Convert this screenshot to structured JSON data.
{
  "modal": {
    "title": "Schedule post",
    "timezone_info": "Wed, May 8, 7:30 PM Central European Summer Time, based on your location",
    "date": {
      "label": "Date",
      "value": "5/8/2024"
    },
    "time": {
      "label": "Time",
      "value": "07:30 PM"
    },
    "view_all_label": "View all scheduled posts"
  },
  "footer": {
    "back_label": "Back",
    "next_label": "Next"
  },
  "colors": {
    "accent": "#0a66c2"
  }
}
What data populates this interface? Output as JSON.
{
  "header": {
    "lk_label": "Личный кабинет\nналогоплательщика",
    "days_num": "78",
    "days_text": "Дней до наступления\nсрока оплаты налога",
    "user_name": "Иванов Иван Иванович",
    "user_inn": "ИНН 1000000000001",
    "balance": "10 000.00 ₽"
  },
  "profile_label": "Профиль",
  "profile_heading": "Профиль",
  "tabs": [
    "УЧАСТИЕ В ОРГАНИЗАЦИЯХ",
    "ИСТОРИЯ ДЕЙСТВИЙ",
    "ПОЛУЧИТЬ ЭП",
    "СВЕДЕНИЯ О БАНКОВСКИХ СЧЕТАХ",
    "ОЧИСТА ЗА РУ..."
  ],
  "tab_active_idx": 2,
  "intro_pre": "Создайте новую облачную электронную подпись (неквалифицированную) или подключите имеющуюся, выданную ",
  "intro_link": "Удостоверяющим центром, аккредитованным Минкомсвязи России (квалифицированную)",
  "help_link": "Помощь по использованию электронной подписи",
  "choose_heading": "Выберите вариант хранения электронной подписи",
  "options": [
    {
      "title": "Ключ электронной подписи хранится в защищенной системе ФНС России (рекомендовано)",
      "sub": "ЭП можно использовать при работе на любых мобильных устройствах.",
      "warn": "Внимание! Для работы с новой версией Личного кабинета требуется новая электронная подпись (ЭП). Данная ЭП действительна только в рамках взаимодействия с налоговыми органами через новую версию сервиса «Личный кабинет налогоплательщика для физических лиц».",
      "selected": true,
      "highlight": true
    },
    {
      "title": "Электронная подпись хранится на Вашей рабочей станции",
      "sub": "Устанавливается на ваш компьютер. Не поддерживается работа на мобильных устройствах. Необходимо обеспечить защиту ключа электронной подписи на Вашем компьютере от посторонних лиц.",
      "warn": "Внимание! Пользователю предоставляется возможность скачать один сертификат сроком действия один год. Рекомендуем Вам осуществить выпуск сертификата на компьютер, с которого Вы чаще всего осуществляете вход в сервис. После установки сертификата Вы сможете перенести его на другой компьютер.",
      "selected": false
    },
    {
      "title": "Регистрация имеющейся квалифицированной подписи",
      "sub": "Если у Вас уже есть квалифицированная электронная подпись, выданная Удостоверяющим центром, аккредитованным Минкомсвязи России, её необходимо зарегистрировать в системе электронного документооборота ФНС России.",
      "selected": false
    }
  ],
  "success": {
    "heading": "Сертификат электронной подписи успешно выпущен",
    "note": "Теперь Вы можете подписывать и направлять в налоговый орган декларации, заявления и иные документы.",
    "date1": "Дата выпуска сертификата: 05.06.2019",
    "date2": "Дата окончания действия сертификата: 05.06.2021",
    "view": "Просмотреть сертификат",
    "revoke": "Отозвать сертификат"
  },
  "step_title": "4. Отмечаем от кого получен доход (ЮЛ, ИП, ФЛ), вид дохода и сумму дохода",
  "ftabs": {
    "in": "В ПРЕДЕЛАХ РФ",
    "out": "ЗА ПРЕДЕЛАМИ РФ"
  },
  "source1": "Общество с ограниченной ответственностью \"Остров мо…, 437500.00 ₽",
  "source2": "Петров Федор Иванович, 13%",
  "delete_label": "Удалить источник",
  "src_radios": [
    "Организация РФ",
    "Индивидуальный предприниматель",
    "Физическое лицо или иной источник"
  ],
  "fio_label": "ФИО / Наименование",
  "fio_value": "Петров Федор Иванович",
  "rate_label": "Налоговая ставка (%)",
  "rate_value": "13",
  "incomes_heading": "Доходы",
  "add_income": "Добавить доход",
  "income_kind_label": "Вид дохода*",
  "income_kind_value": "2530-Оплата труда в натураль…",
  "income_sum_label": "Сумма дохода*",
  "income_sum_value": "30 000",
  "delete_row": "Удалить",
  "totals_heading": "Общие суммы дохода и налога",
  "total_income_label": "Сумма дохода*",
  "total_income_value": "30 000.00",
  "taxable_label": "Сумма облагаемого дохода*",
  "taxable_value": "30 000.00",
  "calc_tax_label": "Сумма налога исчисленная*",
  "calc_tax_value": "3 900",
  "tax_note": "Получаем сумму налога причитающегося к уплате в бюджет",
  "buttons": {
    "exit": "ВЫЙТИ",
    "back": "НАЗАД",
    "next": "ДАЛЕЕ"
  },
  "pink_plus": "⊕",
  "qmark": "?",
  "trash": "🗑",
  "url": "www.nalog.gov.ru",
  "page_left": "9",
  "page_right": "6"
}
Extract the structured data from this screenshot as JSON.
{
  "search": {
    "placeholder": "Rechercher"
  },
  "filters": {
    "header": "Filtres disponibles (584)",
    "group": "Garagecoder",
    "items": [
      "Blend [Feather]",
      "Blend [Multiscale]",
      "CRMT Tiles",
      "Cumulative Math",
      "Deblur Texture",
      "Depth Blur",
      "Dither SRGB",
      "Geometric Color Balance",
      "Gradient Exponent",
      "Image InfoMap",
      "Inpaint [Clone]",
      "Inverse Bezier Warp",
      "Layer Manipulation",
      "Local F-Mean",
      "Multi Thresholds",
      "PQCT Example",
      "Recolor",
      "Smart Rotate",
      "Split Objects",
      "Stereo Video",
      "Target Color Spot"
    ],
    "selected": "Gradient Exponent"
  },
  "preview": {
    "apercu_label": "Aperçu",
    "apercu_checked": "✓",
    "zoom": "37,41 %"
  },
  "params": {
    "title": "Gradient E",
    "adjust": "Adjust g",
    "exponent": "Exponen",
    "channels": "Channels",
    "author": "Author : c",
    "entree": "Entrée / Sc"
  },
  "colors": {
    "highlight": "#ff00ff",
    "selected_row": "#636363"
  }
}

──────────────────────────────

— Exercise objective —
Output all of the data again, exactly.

— Response —
Convert this screenshot to structured JSON data.
{
  "modal": {
    "title": "Schedule post",
    "timezone_info": "Wed, May 8, 7:30 PM Central European Summer Time, based on your location",
    "date": {
      "label": "Date",
      "value": "5/8/2024"
    },
    "time": {
      "label": "Time",
      "value": "07:30 PM"
    },
    "view_all_label": "View all scheduled posts"
  },
  "footer": {
    "back_label": "Back",
    "next_label": "Next"
  },
  "colors": {
    "accent": "#0a66c2"
  }
}
What data populates this interface? Output as JSON.
{
  "header": {
    "lk_label": "Личный кабинет\nналогоплательщика",
    "days_num": "78",
    "days_text": "Дней до наступления\nсрока оплаты налога",
    "user_name": "Иванов Иван Иванович",
    "user_inn": "ИНН 1000000000001",
    "balance": "10 000.00 ₽"
  },
  "profile_label": "Профиль",
  "profile_heading": "Профиль",
  "tabs": [
    "УЧАСТИЕ В ОРГАНИЗАЦИЯХ",
    "ИСТОРИЯ ДЕЙСТВИЙ",
    "ПОЛУЧИТЬ ЭП",
    "СВЕДЕНИЯ О БАНКОВСКИХ СЧЕТАХ",
    "ОЧИСТА ЗА РУ..."
  ],
  "tab_active_idx": 2,
  "intro_pre": "Создайте новую облачную электронную подпись (неквалифицированную) или подключите имеющуюся, выданную ",
  "intro_link": "Удостоверяющим центром, аккредитованным Минкомсвязи России (квалифицированную)",
  "help_link": "Помощь по использованию электронной подписи",
  "choose_heading": "Выберите вариант хранения электронной подписи",
  "options": [
    {
      "title": "Ключ электронной подписи хранится в защищенной системе ФНС России (рекомендовано)",
      "sub": "ЭП можно использовать при работе на любых мобильных устройствах.",
      "warn": "Внимание! Для работы с новой версией Личного кабинета требуется новая электронная подпись (ЭП). Данная ЭП действительна только в рамках взаимодействия с налоговыми органами через новую версию сервиса «Личный кабинет налогоплательщика для физических лиц».",
      "selected": true,
      "highlight": true
    },
    {
      "title": "Электронная подпись хранится на Вашей рабочей станции",
      "sub": "Устанавливается на ваш компьютер. Не поддерживается работа на мобильных устройствах. Необходимо обеспечить защиту ключа электронной подписи на Вашем компьютере от посторонних лиц.",
      "warn": "Внимание! Пользователю предоставляется возможность скачать один сертификат сроком действия один год. Рекомендуем Вам осуществить выпуск сертификата на компьютер, с которого Вы чаще всего осуществляете вход в сервис. После установки сертификата Вы сможете перенести его на другой компьютер.",
      "selected": false
    },
    {
      "title": "Регистрация имеющейся квалифицированной подписи",
      "sub": "Если у Вас уже есть квалифицированная электронная подпись, выданная Удостоверяющим центром, аккредитованным Минкомсвязи России, её необходимо зарегистрировать в системе электронного документооборота ФНС России.",
      "selected": false
    }
  ],
  "success": {
    "heading": "Сертификат электронной подписи успешно выпущен",
    "note": "Теперь Вы можете подписывать и направлять в налоговый орган декларации, заявления и иные документы.",
    "date1": "Дата выпуска сертификата: 05.06.2019",
    "date2": "Дата окончания действия сертификата: 05.06.2021",
    "view": "Просмотреть сертификат",
    "revoke": "Отозвать сертификат"
  },
  "step_title": "4. Отмечаем от кого получен доход (ЮЛ, ИП, ФЛ), вид дохода и сумму дохода",
  "ftabs": {
    "in": "В ПРЕДЕЛАХ РФ",
    "out": "ЗА ПРЕДЕЛАМИ РФ"
  },
  "source1": "Общество с ограниченной ответственностью \"Остров мо…, 437500.00 ₽",
  "source2": "Петров Федор Иванович, 13%",
  "delete_label": "Удалить источник",
  "src_radios": [
    "Организация РФ",
    "Индивидуальный предприниматель",
    "Физическое лицо или иной источник"
  ],
  "fio_label": "ФИО / Наименование",
  "fio_value": "Петров Федор Иванович",
  "rate_label": "Налоговая ставка (%)",
  "rate_value": "13",
  "incomes_heading": "Доходы",
  "add_income": "Добавить доход",
  "income_kind_label": "Вид дохода*",
  "income_kind_value": "2530-Оплата труда в натураль…",
  "income_sum_label": "Сумма дохода*",
  "income_sum_value": "30 000",
  "delete_row": "Удалить",
  "totals_heading": "Общие суммы дохода и налога",
  "total_income_label": "Сумма дохода*",
  "total_income_value": "30 000.00",
  "taxable_label": "Сумма облагаемого дохода*",
  "taxable_value": "30 000.00",
  "calc_tax_label": "Сумма налога исчисленная*",
  "calc_tax_value": "3 900",
  "tax_note": "Получаем сумму налога причитающегося к уплате в бюджет",
  "buttons": {
    "exit": "ВЫЙТИ",
    "back": "НАЗАД",
    "next": "ДАЛЕЕ"
  },
  "pink_plus": "⊕",
  "qmark": "?",
  "trash": "🗑",
  "url": "www.nalog.gov.ru",
  "page_left": "9",
  "page_right": "6"
}
Extract the structured data from this screenshot as JSON.
{
  "search": {
    "placeholder": "Rechercher"
  },
  "filters": {
    "header": "Filtres disponibles (584)",
    "group": "Garagecoder",
    "items": [
      "Blend [Feather]",
      "Blend [Multiscale]",
      "CRMT Tiles",
      "Cumulative Math",
      "Deblur Texture",
      "Depth Blur",
      "Dither SRGB",
      "Geometric Color Balance",
      "Gradient Exponent",
      "Image InfoMap",
      "Inpaint [Clone]",
      "Inverse Bezier Warp",
      "Layer Manipulation",
      "Local F-Mean",
      "Multi Thresholds",
      "PQCT Example",
      "Recolor",
      "Smart Rotate",
      "Split Objects",
      "Stereo Video",
      "Target Color Spot"
    ],
    "selected": "Gradient Exponent"
  },
  "preview": {
    "apercu_label": "Aperçu",
    "apercu_checked": "✓",
    "zoom": "37,41 %"
  },
  "params": {
    "title": "Gradient E",
    "adjust": "Adjust g",
    "exponent": "Exponen",
    "channels": "Channels",
    "author": "Author : c",
    "entree": "Entrée / Sc"
  },
  "colors": {
    "highlight": "#ff00ff",
    "selected_row": "#636363"
  }
}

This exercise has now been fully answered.